Think about that for a moment. For all the change our community has been witnessing and advancing over the past few years, the work we will do going forward will be even more impactful. As we continue to drive development of cloud native technologies to the edge, we will be at the heart of a technology revolution that will fundamentally change the way humans engage with each other and our world. That’s a very exciting place to be!

We can, and we will, build amazing new edge solutions. And we can – and we must – do still more. As developers of cloud native technologies, it is up to us to ensure that we are not only building great software, but taking advantage of our position as creators to ensure that we build with a conscience. This is our real opportunity to shine.

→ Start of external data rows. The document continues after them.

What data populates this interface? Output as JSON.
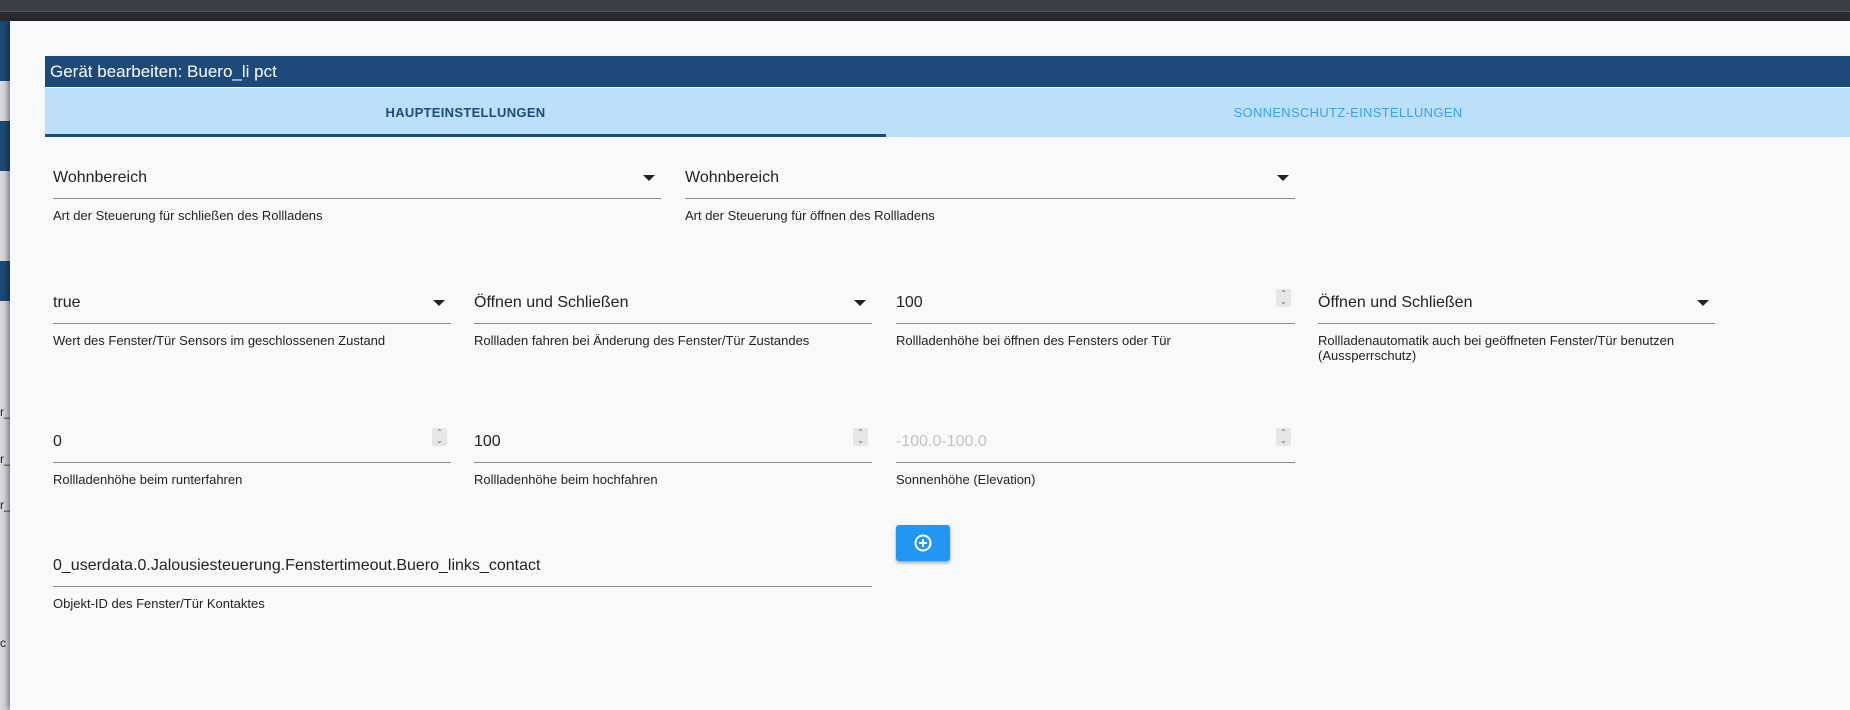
{
  "dialog": {
    "title": "Gerät bearbeiten: Buero_li pct"
  },
  "tabs": [
    {
      "label": "HAUPTEINSTELLUNGEN",
      "active": true
    },
    {
      "label": "SONNENSCHUTZ-EINSTELLUNGEN",
      "active": false
    }
  ],
  "background_fragments": [
    "r_",
    "r_",
    "r_",
    "c"
  ],
  "fields": {
    "close_control": {
      "value": "Wohnbereich",
      "helper": "Art der Steuerung für schließen des Rollladens"
    },
    "open_control": {
      "value": "Wohnbereich",
      "helper": "Art der Steuerung für öffnen des Rollladens"
    },
    "sensor_closed_value": {
      "value": "true",
      "helper": "Wert des Fenster/Tür Sensors im geschlossenen Zustand"
    },
    "shutter_on_change": {
      "value": "Öffnen und Schließen",
      "helper": "Rollladen fahren bei Änderung des Fenster/Tür Zustandes"
    },
    "height_window_open": {
      "value": "100",
      "helper": "Rollladenhöhe bei öffnen des Fensters oder Tür"
    },
    "lockout_protection": {
      "value": "Öffnen und Schließen",
      "helper_line1": "Rollladenautomatik auch bei geöffneten Fenster/Tür benutzen",
      "helper_line2": "(Aussperrschutz)"
    },
    "height_down": {
      "value": "0",
      "helper": "Rollladenhöhe beim runterfahren"
    },
    "height_up": {
      "value": "100",
      "helper": "Rollladenhöhe beim hochfahren"
    },
    "sun_elevation": {
      "placeholder": "-100.0-100.0",
      "helper": "Sonnenhöhe (Elevation)"
    },
    "object_id": {
      "value": "0_userdata.0.Jalousiesteuerung.Fenstertimeout.Buero_links_contact",
      "helper": "Objekt-ID des Fenster/Tür Kontaktes"
    }
  },
  "icons": {
    "dropdown": "chevron-down-icon",
    "spinner": "spinner-arrows-icon",
    "add": "plus-circle-icon"
  },
  "colors": {
    "header": "#1e4a79",
    "tabbar": "#bde0fa",
    "active_tab": "#1e4a79",
    "inactive_tab": "#3a9ee8",
    "button": "#2196f3"
  }
}
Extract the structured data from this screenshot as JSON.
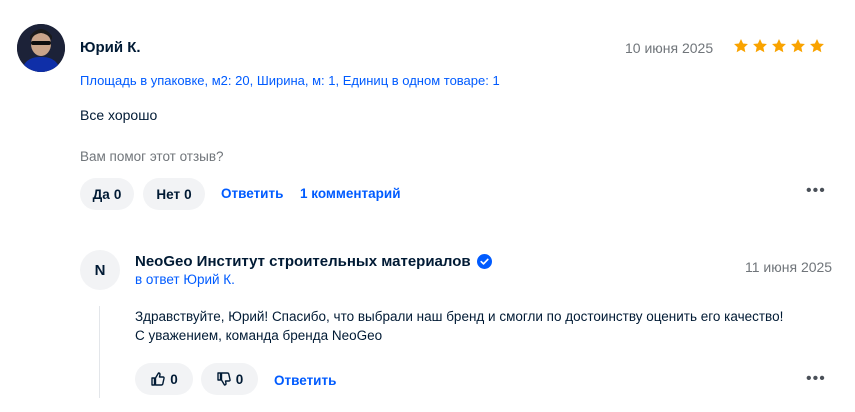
{
  "review": {
    "author": "Юрий К.",
    "date": "10 июня 2025",
    "rating": 5,
    "star_color": "#f9a300",
    "params": "Площадь в упаковке, м2: 20, Ширина, м: 1, Единиц в одном товаре: 1",
    "text": "Все хорошо",
    "helpful_question": "Вам помог этот отзыв?",
    "yes_label": "Да",
    "yes_count": "0",
    "no_label": "Нет",
    "no_count": "0",
    "reply_label": "Ответить",
    "comments_label": "1 комментарий",
    "more_label": "•••"
  },
  "reply": {
    "avatar_letter": "N",
    "author": "NeoGeo Институт строительных материалов",
    "in_reply_to": "в ответ Юрий К.",
    "date": "11 июня 2025",
    "text": "Здравствуйте, Юрий! Спасибо, что выбрали наш бренд и смогли по достоинству оценить его качество! С уважением, команда бренда NeoGeo",
    "like_count": "0",
    "dislike_count": "0",
    "reply_label": "Ответить",
    "more_label": "•••"
  },
  "colors": {
    "accent": "#005bff",
    "muted": "#70757a",
    "text": "#001a34",
    "pill_bg": "#f2f3f5"
  }
}
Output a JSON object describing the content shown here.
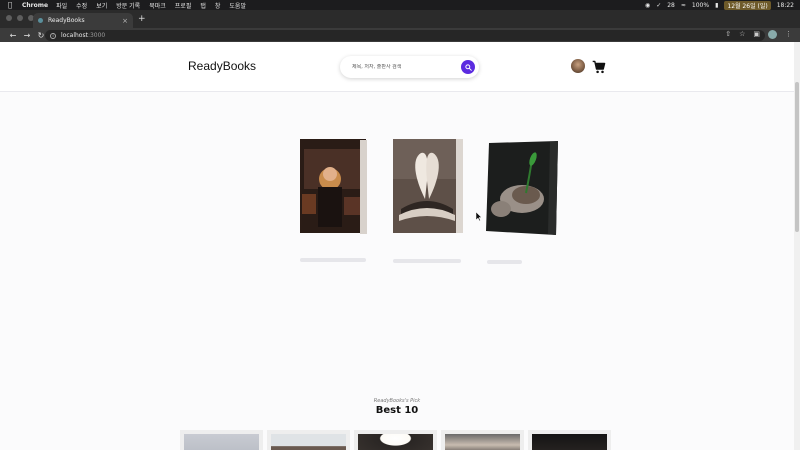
{
  "menubar": {
    "app": "Chrome",
    "items": [
      "파일",
      "수정",
      "보기",
      "방문 기록",
      "북마크",
      "프로필",
      "탭",
      "창",
      "도움말"
    ],
    "status_count": "28",
    "battery": "100%",
    "date": "12월 26일 (일)",
    "time": "18:22"
  },
  "browser": {
    "tab_title": "ReadyBooks",
    "url_host": "localhost",
    "url_port": ":3000"
  },
  "header": {
    "logo": "ReadyBooks",
    "search_placeholder": "제목, 저자, 출판사 검색"
  },
  "carousel": {
    "books": [
      {
        "name": "book-woman-reading",
        "colors": [
          "#3a2a22",
          "#c88a4a",
          "#1e1612"
        ]
      },
      {
        "name": "book-heart-pages",
        "colors": [
          "#6a5a50",
          "#e6ddd4",
          "#2e2622"
        ]
      },
      {
        "name": "book-seedling-hands",
        "colors": [
          "#1f2120",
          "#9a9088",
          "#3a8a3a"
        ]
      }
    ]
  },
  "best": {
    "subtitle": "ReadyBooks's Pick",
    "title": "Best 10"
  },
  "colors": {
    "accent": "#5b2be0"
  }
}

In their March, 2020 Paper “Edge Computing: A Comprehensive Survey of Current Initiatives and a Roadmap for a Sustainable Edge Computing Development” researchers Andrea Hamm, Alexander Willner, and Ina Scheiferdecker present an instructive view of what it may mean to develop sustainable edge computing systems. The short paper is worth a quick read, especially for those of us working in the cloud native community.

As we build technologies for the edge, we might, or we might not, bear the ideas of sustainable development in mind. Along the way, we will make many choices, accept innumerable trade-offs, and prioritize among myriad competing objectives. And the choices we make may have profound and far reaching consequences. Will we choose wisely?

Consider for example the power consumption, and associated power generation and distribution challenges of ubiquitous edge computing. Will we find ways to address them responsibly? Will we consider and enable control of potentially destabilizing impacts of real time processing, as exhibited for example in financial trading applications? How will we balance the benefits of massive data analysis and machine learning with the risks of lost privacy?

Following the United Nations’ definition of sustainable development as “meeting the needs of the present without compromising the ability of future generations to meet their own needs” the research team (Hamm, et al) presents a framework for considering questions of sustainable development of edge computing systems. The framework is built around the well-known economic, social, and environmental pillars of sustainability, and can be a useful starting point for conversations that may help us make better decisions as we create transformative edge solutions.

For many of us committed to the open source ethos, it’s a short leap to also align behind the ideals of sustainable development, which is really good news. Becoming cognizant of the reality that there are sustainability factors to consider as we develop new edge technologies is a powerful first step in taking our responsibility to heart – it’s a step we’re taking at SUSE, and we hope you will too.